Q: What do schools and coaching have in common?
John Campbell proposes that education and coaching ‘share a common purpose: helping people to learn, grow and develop’ (Campbell and van Nieuwerburgh, 2018, p.3).
Student learning and development is the core business of school education. Learning however, is rarely talked about in isolation from teaching, which makes the role of the teacher critical in student learning. Coaching that focuses primarily on improving teacher practice or leadership practice may also improve student learning.
On Saturday May 5, 2018, Anglican EdComm welcomed Dr Donald Guthrie of Trinity Evangelical Divinity School, Chicago to deliver the keynote addresses at the Christians in Teaching Conference which focused on ‘Resilient Teaching’. This video, is the recording of the second session at the conference and the accompanying set of notes that were used to guide this session can be found below.
Think of a time when you were telling someone something that you really wanted them to ‘hear’. Perhaps you had summoned the courage to approach a leader and discuss a sensitive issue.
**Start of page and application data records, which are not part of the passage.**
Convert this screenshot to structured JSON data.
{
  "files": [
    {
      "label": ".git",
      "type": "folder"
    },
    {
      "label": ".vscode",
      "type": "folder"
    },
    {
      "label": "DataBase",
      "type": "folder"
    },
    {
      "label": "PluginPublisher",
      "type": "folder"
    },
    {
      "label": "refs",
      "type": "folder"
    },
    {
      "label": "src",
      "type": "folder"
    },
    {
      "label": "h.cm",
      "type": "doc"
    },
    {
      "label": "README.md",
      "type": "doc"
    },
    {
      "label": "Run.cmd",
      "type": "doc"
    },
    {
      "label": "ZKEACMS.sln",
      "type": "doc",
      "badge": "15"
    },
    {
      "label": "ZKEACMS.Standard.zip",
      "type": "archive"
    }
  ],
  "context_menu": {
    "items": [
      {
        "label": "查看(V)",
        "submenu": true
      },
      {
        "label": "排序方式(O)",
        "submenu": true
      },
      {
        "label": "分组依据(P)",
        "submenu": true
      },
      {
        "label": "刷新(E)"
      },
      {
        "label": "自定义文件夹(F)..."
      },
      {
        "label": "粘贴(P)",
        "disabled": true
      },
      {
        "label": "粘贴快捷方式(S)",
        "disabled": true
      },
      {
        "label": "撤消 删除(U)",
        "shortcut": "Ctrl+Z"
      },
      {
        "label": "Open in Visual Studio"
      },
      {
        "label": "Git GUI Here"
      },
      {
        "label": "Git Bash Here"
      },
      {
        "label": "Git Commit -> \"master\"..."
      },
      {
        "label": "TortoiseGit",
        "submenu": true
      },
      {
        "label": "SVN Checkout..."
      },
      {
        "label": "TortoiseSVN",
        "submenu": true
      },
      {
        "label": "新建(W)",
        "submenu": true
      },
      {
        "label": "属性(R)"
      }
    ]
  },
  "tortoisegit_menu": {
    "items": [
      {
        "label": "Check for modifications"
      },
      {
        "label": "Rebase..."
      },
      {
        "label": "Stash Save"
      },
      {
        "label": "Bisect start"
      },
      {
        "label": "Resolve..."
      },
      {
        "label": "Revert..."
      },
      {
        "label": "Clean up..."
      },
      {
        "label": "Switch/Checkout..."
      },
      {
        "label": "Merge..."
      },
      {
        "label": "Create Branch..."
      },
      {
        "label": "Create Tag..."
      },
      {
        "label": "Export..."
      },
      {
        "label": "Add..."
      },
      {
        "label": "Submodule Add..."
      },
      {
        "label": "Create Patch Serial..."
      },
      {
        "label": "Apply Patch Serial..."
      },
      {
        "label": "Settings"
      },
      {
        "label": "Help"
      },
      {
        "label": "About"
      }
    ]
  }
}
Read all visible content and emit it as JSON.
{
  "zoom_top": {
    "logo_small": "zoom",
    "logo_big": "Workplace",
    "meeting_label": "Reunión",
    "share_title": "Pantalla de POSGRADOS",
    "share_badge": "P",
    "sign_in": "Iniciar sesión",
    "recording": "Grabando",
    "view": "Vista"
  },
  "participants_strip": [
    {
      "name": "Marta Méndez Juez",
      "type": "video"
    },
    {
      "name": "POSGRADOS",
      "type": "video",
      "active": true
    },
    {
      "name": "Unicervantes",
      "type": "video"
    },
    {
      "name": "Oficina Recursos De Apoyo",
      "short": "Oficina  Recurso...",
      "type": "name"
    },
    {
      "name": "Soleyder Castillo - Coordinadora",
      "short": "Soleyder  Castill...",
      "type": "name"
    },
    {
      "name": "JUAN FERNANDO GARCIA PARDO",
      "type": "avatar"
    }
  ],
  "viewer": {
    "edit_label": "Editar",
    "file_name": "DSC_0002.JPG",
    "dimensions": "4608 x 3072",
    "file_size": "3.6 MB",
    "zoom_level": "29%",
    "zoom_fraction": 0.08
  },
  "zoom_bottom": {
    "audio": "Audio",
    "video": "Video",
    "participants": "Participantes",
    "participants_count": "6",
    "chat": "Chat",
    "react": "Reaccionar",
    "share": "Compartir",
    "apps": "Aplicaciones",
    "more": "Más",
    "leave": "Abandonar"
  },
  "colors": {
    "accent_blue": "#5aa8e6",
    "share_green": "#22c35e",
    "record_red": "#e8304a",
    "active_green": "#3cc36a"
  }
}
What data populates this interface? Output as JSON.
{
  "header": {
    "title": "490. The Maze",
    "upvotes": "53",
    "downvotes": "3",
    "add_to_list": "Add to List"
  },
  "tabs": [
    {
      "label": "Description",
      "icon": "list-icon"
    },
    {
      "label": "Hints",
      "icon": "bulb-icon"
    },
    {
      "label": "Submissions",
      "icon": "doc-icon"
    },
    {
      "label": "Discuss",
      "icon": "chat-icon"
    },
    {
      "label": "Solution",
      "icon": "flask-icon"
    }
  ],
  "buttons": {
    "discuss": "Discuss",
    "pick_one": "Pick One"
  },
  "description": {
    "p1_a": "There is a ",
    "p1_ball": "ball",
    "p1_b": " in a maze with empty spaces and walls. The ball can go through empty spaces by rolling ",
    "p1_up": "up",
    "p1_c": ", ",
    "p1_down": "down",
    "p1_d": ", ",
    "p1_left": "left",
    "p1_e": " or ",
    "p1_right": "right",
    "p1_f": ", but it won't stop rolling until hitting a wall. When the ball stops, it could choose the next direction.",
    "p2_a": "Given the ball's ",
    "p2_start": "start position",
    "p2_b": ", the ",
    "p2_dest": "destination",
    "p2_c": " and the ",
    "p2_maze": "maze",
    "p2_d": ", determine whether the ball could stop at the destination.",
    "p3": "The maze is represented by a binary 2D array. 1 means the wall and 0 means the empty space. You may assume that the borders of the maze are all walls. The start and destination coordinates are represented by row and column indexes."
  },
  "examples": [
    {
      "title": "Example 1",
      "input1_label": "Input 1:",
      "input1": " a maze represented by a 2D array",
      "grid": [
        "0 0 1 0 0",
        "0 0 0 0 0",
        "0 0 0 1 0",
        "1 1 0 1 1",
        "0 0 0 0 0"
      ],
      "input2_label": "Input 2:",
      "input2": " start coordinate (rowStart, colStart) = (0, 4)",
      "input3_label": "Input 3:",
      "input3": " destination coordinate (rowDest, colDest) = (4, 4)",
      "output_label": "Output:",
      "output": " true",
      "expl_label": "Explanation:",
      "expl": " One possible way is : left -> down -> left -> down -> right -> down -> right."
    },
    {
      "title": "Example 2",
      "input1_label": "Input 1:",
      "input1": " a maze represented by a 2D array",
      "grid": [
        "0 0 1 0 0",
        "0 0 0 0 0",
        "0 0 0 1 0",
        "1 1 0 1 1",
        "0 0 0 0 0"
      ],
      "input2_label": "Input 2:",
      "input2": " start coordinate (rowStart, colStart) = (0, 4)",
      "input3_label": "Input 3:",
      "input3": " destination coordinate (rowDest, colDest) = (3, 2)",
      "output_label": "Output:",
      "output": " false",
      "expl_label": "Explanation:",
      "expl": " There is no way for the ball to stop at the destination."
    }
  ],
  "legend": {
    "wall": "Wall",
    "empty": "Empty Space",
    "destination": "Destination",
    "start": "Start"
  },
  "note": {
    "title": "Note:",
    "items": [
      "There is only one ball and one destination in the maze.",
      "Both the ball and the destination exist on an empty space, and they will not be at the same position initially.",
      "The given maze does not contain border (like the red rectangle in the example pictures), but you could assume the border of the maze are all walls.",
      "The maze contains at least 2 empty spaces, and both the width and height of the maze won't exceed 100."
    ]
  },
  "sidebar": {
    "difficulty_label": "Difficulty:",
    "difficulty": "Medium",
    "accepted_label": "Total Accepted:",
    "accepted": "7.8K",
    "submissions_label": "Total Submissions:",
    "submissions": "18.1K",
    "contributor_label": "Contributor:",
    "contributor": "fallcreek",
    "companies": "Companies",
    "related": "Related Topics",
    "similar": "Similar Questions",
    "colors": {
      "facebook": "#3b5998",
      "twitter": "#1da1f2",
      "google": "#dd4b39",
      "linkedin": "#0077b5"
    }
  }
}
Perhaps it was a family member or a trusted friend who you wanted to share a painful experience with, or perhaps it was the person next to you at work who had told you in depth about their holiday and you were about to tell them about your holiday. Whatever the situation, the common ground was that the other person did not listen. You just did not feel heard!
(This is the final part of an 8-part series reflecting on the book, Resilient Ministry: What pastors told us about surviving and thriving.)In a school setting the tasks of management...
'The heart of every leader must be humble, seeking the good of others and suspicious of one's own motives' James Plueddemann, Leading across cultures (Burns, Chapman & Guthrie, p77).
Q: Consider the degree to which work is the source of your hope, joy, emotional energy, support and success.
Life and work in a school are consuming. As teachers and life-long learners there is always something new to try in our classroom – a better kind of formative assessment, a new type of questioning, a new interactive app to liven up our lessons.
What do teaching and pastoral ministry have in common?
Neither teaching or pastoral ministry are just a job. Both are a vocation or calling for the Christian. Both embrace a big picture that requires the person to have vision and expertise that can put that vision into practice, whether in the context of the church or the school.
‘As professions, Teaching and Nursing tend to be at the top of the scale when it comes to lack of self-care.’ (Said by a Clinical Psychologist at an AIS seminar some years ago.) I’ve never forgotten this statement and I’ve always grappled with how we can improve this situation for teachers.